For Purdue and Coach Painter, this was a long, long, long time coming. But the Boilermakers survived a 21-5 run, a late game deficit, and overtime to overcome the Tennessee Volunteers 99-94.
For Coach Painter, the moment is bigger than that. After back-to-back losses in the Sweet Sixteen, and a 14-year career with his alma mater, the four time Big Ten Coach of the Year will be making his first appearance in the Elite Eight to take on the winner of Oregon and Virginia.
For Purdue, the game looked too similar to big games in recent years. They were in early foul trouble, with Nojel Eastern and Ryan Cline both having to miss big segments of the game with foul trouble. And when Tennessee fouled Purdue, they couldn’t convert.
They started the game going 2 of 10 from the line. But when they needed free throws most, Junior Carsen Edwards stepped to the line and made two free throws to tie the game at 82-82.
The last possession looked like disaster and another late-game collapse for Purdue when Carsen caught and shot a corner three off an inbounds pass. Edwards missed the shot, but as he crashed into his bench, the official blew his whistle and he would go to the line for three free throws. Like most the night, his first free throw just rattled out, but he resettled, tossed the ball around his back, and sank the next two.
Carsen Edwards finished the night with 29 points, and played all 45 minutes for Coach Painter.
But it was Ryan Cline’s night, as the senior set a career-high on the biggest stage, scoring 24 points on just 13 shots. He knocked down 7 of his 10 threes in the game, including some late-game heroics.
Ain’t nothing free.

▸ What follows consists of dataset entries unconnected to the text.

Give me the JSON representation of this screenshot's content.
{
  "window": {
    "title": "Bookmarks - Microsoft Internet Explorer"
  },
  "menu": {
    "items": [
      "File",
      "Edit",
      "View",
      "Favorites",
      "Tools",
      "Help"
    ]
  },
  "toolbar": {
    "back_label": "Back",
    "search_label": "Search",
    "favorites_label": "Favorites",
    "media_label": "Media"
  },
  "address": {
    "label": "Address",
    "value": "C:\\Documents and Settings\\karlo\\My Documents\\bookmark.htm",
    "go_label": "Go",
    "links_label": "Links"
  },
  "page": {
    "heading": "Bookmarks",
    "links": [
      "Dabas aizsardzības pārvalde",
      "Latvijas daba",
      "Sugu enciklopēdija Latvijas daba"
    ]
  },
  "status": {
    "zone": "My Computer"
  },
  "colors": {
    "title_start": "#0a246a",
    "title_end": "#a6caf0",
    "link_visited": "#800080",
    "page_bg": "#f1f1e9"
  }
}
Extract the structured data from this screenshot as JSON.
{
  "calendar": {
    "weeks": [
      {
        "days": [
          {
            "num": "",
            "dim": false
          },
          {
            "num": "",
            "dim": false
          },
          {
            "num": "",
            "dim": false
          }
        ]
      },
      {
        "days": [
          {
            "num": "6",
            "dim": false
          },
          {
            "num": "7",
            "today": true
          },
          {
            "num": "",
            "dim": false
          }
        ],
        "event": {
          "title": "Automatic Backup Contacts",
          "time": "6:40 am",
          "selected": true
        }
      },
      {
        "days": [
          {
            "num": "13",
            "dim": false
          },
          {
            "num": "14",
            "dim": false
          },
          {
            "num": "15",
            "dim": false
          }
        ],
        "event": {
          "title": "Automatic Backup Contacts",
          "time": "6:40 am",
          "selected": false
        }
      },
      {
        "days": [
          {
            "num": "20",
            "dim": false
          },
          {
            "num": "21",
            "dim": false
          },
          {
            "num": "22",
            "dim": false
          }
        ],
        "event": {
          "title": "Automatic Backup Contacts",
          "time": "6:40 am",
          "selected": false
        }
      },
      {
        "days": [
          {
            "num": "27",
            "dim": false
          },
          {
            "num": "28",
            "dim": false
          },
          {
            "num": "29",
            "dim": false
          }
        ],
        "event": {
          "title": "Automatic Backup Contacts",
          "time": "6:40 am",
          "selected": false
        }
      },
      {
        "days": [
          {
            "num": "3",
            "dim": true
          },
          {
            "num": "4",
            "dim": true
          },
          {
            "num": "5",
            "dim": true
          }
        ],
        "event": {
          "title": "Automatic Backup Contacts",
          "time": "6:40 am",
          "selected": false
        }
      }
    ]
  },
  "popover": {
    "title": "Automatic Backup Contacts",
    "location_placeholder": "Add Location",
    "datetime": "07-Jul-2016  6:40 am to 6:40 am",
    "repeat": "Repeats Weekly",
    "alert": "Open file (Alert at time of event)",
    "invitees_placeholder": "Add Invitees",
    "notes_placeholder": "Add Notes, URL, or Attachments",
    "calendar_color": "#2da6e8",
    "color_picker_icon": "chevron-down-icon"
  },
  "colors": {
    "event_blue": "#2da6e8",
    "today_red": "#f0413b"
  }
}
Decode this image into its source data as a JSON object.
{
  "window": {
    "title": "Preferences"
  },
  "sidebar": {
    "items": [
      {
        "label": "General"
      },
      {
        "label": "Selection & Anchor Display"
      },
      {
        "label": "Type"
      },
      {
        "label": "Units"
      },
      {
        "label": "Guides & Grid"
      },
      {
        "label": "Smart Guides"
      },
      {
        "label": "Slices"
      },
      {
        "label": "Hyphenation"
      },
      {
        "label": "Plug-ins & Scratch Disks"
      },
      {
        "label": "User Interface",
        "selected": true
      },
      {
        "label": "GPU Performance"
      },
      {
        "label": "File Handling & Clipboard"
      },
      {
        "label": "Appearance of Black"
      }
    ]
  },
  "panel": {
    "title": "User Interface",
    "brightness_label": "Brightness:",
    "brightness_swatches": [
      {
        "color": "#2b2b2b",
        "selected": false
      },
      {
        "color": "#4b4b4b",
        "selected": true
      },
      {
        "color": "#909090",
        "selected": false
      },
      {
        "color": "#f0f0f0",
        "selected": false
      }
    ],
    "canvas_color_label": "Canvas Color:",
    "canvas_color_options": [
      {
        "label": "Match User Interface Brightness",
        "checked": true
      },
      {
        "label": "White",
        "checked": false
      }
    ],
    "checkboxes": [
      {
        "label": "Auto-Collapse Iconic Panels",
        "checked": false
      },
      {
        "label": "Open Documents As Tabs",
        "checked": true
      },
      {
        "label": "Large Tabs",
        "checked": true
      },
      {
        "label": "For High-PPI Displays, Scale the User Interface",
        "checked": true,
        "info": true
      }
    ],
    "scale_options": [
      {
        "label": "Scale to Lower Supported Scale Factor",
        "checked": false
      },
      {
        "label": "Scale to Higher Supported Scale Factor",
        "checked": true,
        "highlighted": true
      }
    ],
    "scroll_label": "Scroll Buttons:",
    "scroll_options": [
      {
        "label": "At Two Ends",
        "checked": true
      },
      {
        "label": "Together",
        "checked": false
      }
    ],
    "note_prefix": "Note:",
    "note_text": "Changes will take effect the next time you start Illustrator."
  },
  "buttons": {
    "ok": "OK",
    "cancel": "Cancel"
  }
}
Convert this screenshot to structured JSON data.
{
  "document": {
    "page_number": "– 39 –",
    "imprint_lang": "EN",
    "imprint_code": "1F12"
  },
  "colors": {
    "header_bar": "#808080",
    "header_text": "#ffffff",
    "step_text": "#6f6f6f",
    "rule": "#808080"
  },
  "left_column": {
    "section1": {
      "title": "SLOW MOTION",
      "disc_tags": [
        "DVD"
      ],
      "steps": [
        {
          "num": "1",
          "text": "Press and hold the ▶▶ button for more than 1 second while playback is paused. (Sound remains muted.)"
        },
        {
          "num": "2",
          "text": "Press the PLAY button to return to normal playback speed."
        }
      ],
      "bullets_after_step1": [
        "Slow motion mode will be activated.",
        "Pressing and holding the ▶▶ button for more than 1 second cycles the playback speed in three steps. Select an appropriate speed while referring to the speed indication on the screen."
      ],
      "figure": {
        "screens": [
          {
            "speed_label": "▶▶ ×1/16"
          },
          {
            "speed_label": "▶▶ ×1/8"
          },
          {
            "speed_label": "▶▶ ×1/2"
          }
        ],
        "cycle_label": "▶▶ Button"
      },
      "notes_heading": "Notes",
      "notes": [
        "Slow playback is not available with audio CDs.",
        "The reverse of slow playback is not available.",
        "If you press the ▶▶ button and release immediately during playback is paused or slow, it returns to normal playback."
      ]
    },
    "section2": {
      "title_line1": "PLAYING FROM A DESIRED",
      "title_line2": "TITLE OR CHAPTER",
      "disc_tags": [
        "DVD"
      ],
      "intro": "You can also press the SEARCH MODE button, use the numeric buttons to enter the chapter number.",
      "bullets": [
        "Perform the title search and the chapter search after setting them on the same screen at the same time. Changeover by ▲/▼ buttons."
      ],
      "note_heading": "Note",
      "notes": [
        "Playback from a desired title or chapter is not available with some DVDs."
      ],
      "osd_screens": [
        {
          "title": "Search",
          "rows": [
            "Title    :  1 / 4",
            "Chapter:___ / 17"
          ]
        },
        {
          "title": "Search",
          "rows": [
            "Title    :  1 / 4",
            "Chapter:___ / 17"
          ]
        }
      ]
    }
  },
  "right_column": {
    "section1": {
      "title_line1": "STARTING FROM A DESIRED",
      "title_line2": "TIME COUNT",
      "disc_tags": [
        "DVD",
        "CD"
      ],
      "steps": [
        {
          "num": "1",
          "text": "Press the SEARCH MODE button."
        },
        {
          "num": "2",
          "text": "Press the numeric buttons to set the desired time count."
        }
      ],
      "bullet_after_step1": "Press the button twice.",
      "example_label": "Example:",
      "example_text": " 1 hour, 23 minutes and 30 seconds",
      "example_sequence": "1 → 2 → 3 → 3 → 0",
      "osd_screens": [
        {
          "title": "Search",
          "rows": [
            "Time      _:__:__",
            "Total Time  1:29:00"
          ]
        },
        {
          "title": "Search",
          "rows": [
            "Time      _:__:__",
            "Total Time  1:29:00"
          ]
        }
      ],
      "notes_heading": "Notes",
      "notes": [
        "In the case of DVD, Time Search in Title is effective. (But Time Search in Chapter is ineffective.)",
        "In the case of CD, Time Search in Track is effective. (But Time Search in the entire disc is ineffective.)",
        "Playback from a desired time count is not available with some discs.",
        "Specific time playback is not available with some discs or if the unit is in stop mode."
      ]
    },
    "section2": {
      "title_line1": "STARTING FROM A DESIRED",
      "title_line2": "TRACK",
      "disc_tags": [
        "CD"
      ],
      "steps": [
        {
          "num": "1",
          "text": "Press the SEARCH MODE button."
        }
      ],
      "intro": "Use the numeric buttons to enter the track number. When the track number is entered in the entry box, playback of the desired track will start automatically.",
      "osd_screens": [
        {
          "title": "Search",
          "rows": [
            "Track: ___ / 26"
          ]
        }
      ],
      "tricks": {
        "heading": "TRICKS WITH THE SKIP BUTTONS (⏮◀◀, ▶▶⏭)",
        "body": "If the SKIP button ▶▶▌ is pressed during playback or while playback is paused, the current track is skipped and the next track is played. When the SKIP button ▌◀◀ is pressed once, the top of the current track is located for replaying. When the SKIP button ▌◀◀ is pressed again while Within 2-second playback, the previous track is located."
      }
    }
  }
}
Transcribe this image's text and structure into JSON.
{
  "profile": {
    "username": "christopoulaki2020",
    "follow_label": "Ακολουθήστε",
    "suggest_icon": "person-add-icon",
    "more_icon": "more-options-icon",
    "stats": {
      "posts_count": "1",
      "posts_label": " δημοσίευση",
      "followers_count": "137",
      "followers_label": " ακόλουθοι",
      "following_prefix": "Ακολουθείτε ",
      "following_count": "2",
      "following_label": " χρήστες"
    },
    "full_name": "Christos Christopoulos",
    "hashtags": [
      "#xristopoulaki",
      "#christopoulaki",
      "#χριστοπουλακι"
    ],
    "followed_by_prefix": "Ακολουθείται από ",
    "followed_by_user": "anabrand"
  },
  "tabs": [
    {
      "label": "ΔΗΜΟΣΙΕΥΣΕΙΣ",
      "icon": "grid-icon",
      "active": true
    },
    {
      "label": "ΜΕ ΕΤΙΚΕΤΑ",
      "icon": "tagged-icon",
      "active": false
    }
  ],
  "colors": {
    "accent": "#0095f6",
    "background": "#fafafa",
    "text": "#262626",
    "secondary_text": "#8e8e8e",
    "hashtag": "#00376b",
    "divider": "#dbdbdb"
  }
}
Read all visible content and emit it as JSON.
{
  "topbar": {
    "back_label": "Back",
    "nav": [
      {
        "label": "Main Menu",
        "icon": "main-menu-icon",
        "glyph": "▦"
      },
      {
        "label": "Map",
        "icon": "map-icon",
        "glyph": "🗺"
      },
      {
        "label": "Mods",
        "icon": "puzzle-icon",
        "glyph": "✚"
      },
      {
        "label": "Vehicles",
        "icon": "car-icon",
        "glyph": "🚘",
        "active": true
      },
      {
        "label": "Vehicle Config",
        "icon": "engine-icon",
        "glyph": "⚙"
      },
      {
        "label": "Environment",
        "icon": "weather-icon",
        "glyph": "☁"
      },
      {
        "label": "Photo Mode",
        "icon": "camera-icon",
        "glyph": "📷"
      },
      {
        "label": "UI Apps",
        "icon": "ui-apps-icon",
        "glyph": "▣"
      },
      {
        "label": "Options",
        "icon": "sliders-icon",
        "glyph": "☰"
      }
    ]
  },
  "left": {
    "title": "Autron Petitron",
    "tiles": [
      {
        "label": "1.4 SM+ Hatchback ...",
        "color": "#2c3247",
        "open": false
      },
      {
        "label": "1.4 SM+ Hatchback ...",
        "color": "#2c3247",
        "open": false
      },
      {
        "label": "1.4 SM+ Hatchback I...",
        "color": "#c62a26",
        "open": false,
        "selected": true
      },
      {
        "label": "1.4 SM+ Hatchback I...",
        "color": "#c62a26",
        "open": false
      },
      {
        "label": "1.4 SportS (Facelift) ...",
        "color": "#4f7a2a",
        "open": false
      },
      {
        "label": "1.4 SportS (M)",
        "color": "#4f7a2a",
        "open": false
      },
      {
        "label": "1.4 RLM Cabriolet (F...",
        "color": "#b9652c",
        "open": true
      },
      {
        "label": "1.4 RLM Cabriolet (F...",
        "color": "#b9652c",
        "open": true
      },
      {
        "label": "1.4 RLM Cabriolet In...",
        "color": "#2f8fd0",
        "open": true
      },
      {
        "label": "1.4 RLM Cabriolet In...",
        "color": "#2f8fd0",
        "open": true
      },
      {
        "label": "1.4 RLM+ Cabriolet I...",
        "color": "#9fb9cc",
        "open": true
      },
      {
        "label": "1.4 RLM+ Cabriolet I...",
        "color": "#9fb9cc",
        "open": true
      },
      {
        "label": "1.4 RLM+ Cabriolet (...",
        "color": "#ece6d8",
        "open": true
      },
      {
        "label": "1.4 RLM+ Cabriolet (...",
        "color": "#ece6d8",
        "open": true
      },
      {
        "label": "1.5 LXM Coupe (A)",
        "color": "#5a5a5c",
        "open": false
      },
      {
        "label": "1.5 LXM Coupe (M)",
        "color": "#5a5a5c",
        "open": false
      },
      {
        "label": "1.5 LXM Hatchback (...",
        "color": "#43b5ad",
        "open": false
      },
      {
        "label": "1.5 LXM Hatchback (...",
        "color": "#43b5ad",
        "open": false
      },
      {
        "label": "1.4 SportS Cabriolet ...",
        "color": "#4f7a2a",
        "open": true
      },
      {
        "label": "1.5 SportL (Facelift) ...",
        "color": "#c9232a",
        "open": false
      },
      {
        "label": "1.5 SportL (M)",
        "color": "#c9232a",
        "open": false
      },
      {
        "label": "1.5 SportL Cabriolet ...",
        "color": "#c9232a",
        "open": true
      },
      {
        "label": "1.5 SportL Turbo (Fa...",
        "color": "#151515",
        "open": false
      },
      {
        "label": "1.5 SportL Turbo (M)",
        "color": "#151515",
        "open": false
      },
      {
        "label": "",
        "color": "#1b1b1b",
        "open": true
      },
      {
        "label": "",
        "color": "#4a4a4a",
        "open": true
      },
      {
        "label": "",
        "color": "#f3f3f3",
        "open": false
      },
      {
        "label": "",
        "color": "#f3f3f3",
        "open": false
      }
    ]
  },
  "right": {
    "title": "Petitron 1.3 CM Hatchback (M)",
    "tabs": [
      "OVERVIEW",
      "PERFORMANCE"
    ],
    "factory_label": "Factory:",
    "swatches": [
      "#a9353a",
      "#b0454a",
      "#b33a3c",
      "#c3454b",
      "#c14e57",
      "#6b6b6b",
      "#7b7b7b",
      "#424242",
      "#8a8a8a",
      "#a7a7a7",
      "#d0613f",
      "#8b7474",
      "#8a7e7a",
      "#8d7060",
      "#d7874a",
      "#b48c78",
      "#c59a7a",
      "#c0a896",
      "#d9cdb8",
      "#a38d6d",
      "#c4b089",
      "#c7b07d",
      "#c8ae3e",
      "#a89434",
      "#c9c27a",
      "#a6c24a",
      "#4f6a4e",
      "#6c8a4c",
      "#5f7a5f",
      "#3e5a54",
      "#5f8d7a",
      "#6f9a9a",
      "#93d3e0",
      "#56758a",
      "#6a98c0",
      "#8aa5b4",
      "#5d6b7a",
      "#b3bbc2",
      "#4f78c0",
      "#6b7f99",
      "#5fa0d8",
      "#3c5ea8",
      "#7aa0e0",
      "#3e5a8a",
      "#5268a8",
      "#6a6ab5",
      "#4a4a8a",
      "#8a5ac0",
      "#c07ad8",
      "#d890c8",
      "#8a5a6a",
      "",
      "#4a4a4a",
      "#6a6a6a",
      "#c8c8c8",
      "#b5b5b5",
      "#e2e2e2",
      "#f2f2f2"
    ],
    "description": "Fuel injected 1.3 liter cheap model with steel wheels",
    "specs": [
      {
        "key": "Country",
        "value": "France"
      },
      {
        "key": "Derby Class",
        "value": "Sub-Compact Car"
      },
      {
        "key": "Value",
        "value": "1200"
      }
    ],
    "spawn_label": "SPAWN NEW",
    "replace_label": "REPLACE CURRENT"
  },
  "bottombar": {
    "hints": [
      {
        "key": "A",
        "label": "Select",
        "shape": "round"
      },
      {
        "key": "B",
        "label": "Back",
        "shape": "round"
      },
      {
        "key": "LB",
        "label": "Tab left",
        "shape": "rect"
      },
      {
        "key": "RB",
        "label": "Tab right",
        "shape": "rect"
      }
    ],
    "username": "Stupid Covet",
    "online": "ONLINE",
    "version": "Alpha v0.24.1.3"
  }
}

The first half saw a lot of free throws, mostly for Tennessee, as Purdue had five players leave the first half with 2 fouls. But neither team could capitalize on their chances at the stripe. Tennessee was 4 of 9 from the free throw line while Purdue made just 1 of 5 attempts. Purdue’s best defender, Nojel Eastern, was sidelined with more than 7 minutes left in the first half when he got called for his second foul.
Ain’t nothing easy.
Purdue’s interior defense was downright mean in the first half. They held Tennessee to 6 of 19 from inside the arc. Matt Haarms continues to be a deterrent for driving guards with an early block at the rim and consistently altering shots at the rim. But it was redshirt freshman Aaron Wheeler who had the highlight of the first half, turning an easy lay-up at the rim into a block, and then racing to the other end of the floor and rising up to throw down a two-handed slam to extend Purdue’s first half lead.
Ain’t time yet.
Purdue senior Ryan Cline was possibly staring down his last half of basketball. Purdue’s lead went from nearly twenty to non-existent in the blink of an eye. Purdue’s offense was reeling, it’s best player was missing, and the team looked shook. Enter, Ryan Cline’s moment. After three years of patiently waiting on the bench, of being the back-up, this year’s team was his. He made a statement. His career wasn’t over, and neither was Purdue’s tournament run. He scored 27 points on just 13 shots. He made 7 of his 10 three-pointers, but it’s not just how many or how efficient, it was the degree of difficulty of his shots late. He hit a bevy of catch and shoot, step-backs, and moving three-pointers. Willing his team to overtime. His behind the back dribble into a step back three with Williams hand in his face tied the game at 80-80. He would foul out for the first time in his career in the second half, but not before having the game of his life.